In this hand-carved work, the French-born Brooklyn artist Robert Laurent formed three organic and erotic leaf forms that stretch upward with a turning or unfurling motion suggested by the complex interplay of their silhouettes. Throughout the 1920s artists often engaged living, natural forms as surrogates for the human body in works that celebrated physical presence as an antidote to modern, mechanized lives. Among his earliest freestanding sculptures (Laurent had previously carved frames and two-dimensional reliefs), this work is one of a small handful of plant and flame subjects by the artist.
- Artist: Robert Laurent, American, born France, 1890-1970
- Medium: Wood on separate wood base
- Dates: ca. 1920-1923

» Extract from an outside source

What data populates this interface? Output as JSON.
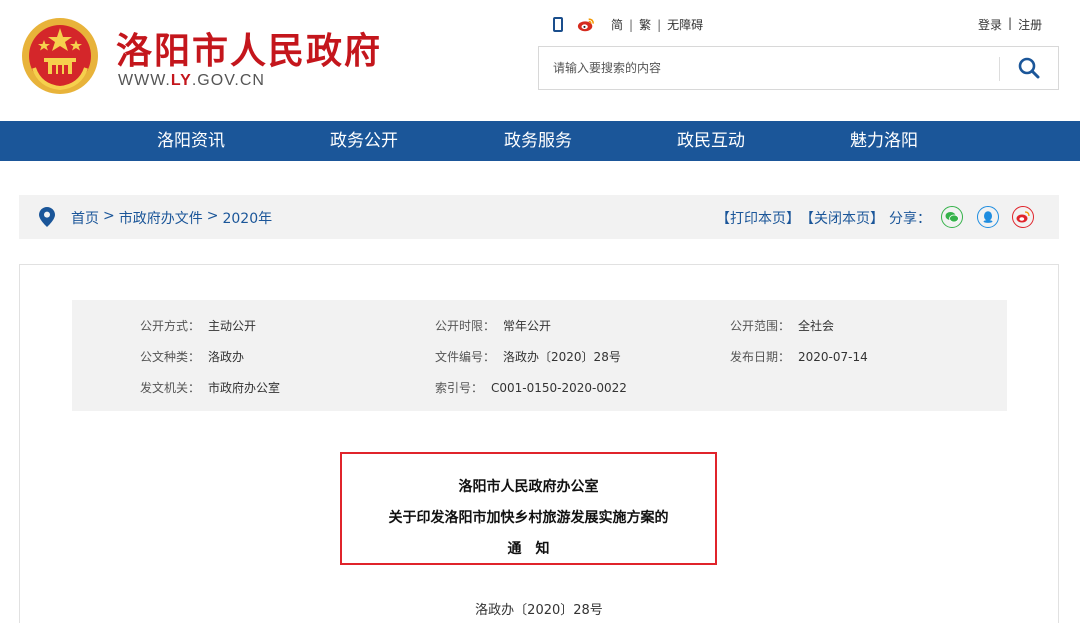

- Dimensions: Overall with base: 21 1/4 x 7 1/4 x 7 1/4 in. (54 x 18.4 x 18.4 cm) (show scale)
- Signature: Incised on rear corner of self base: "LAURENT"
- Collections:American Art
- Museum Location: This item is on view in American Identities: A New Look, Modern Life, 5th Floor
- Accession Number: 2008.1
- Credit Line: Dick S. Ramsay Fund
- Rights Statement: © Estate of Robert Laurent
- Caption: Robert Laurent (American, born France, 1890-1970). Plant Form, ca. 1920-1923. Wood on separate wood base, Overall with base: 21 1/4 x 7 1/4 x 7 1/4 in. (54 x 18.4 x 18.4 cm). Brooklyn Museum, Dick S. Ramsay Fund, 2008.1. © Estate of Robert Laurent
- Record Completeness: Best (89%)